  1. Permanent Mortgage Loans for Rehabs – These are HomeStyle Renovation (HSR) loans offered by Fannie Mae, for owner-occupied renovations or single-unit investment properties. Very much like the FHA 203(k) mortgage, there are strict requirements for borrowers and strict guidelines for the loan.
  2. Hard Money Investor Rehab Loan – This type of rehab loan is offered by private lenders to assist investors with the purchase and renovation of investment properties. They are commonly used to finance single-family homes as well as multiple-unit properties. There is no set limit to the amount of properties that can be financed by a single investor. This is by far the most common type of rehab loan.

 

Why Should I Use an Investor Rehab Loan?

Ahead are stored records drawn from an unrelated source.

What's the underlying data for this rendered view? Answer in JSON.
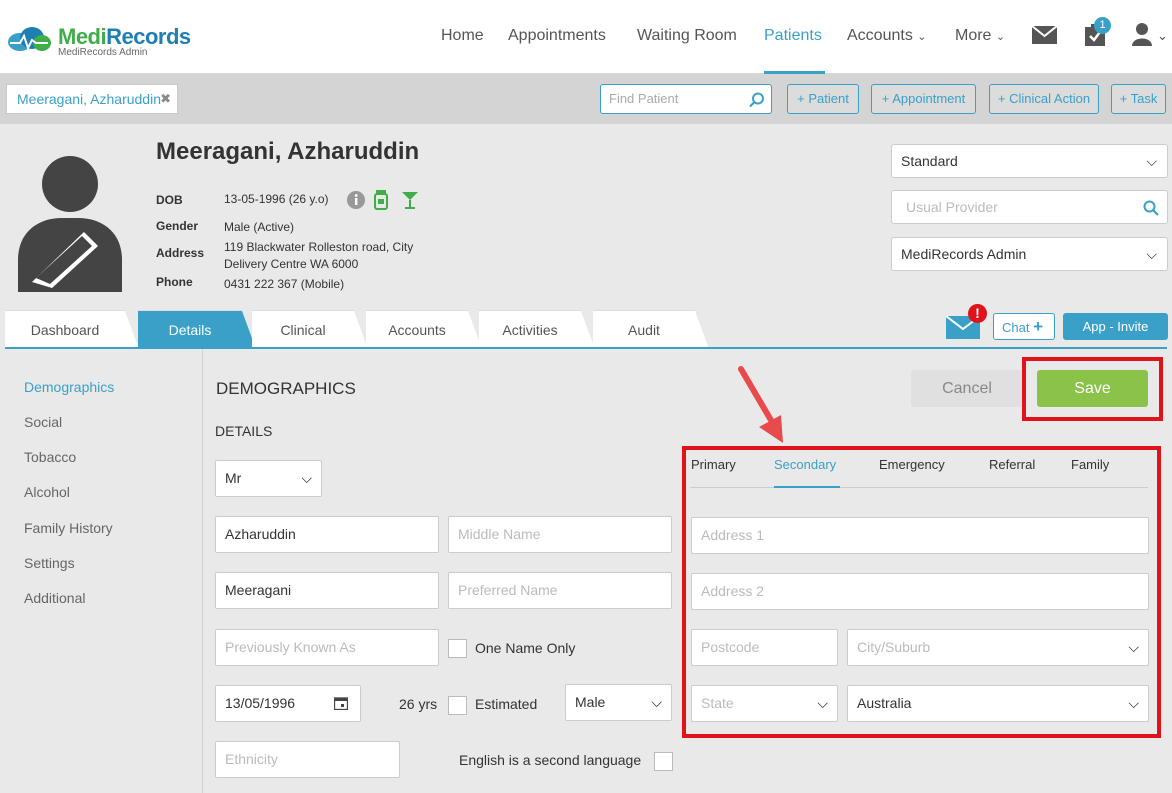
{
  "app": {
    "name_part1": "Medi",
    "name_part2": "Records",
    "subtitle": "MediRecords Admin"
  },
  "nav": {
    "home": "Home",
    "appointments": "Appointments",
    "waiting_room": "Waiting Room",
    "patients": "Patients",
    "accounts": "Accounts",
    "more": "More",
    "task_badge": "1"
  },
  "toolbar": {
    "patient_tab": "Meeragani, Azharuddin",
    "find_patient_placeholder": "Find Patient",
    "add_patient": "+ Patient",
    "add_appointment": "+ Appointment",
    "add_clinical_action": "+ Clinical Action",
    "add_task": "+ Task"
  },
  "patient": {
    "name": "Meeragani, Azharuddin",
    "dob_label": "DOB",
    "dob": "13-05-1996 (26 y.o)",
    "gender_label": "Gender",
    "gender": "Male (Active)",
    "address_label": "Address",
    "address_line1": "119 Blackwater Rolleston road, City",
    "address_line2": "Delivery Centre WA 6000",
    "phone_label": "Phone",
    "phone": "0431 222 367 (Mobile)"
  },
  "header_right": {
    "billing_type": "Standard",
    "usual_provider_placeholder": "Usual Provider",
    "practice": "MediRecords Admin"
  },
  "tabs": [
    "Dashboard",
    "Details",
    "Clinical",
    "Accounts",
    "Activities",
    "Audit"
  ],
  "tab_actions": {
    "chat": "Chat",
    "app_invite": "App - Invite",
    "alert": "!"
  },
  "sidebar": [
    "Demographics",
    "Social",
    "Tobacco",
    "Alcohol",
    "Family History",
    "Settings",
    "Additional"
  ],
  "form": {
    "section_title": "DEMOGRAPHICS",
    "details_title": "DETAILS",
    "cancel": "Cancel",
    "save": "Save",
    "title_value": "Mr",
    "first_name": "Azharuddin",
    "middle_name_placeholder": "Middle Name",
    "last_name": "Meeragani",
    "preferred_name_placeholder": "Preferred Name",
    "previously_known_placeholder": "Previously Known As",
    "one_name_only": "One Name Only",
    "dob_value": "13/05/1996",
    "age": "26 yrs",
    "estimated": "Estimated",
    "sex_value": "Male",
    "ethnicity_placeholder": "Ethnicity",
    "second_language": "English is a second language"
  },
  "address": {
    "tabs": [
      "Primary",
      "Secondary",
      "Emergency",
      "Referral",
      "Family"
    ],
    "address1_placeholder": "Address 1",
    "address2_placeholder": "Address 2",
    "postcode_placeholder": "Postcode",
    "city_placeholder": "City/Suburb",
    "state_placeholder": "State",
    "country_value": "Australia"
  },
  "colors": {
    "accent": "#3aa0c7",
    "brand_green": "#3fae49",
    "save_green": "#8bc34a",
    "annotation_red": "#e0121a"
  }
}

There are obvious benefits to using a rehab loan for purchasing and renovating property. Rehab loans typically have an abbreviated process that leads to quick approval. Moreover, they boast short financing terms, but have high interest rates and lender fees. With these loans, you can fund both the purchase and renovation costs of properties, whether single-family homes or multi-unit properties. In addition, rehab loans usually offer interest-only payments, therefore making it a great option for investors.

 

An investor rehab loan is granted as a percentage of a particular property’s anticipated after-repair-value (ARV). This is the amount the property is expected to bring when resold after renovations are completed.

 

Consider the following example: A property is listed for sale at $200,000; however, with approximately $75,000 in renovations, the property’s resale value would jump to $350,000. The ARV for this property would be $350,000. Most rehab lenders would agree to finance 70%-80% of the $350,000.

 

If you are examining properties for either long-term or short-term purchase or renovation, give us a call at Red Door Funding. We can answer all your questions regarding an investor rehab loan and provide the funding you need to get your project off the ground. Call (832) 539-1099 or contact us online for more information.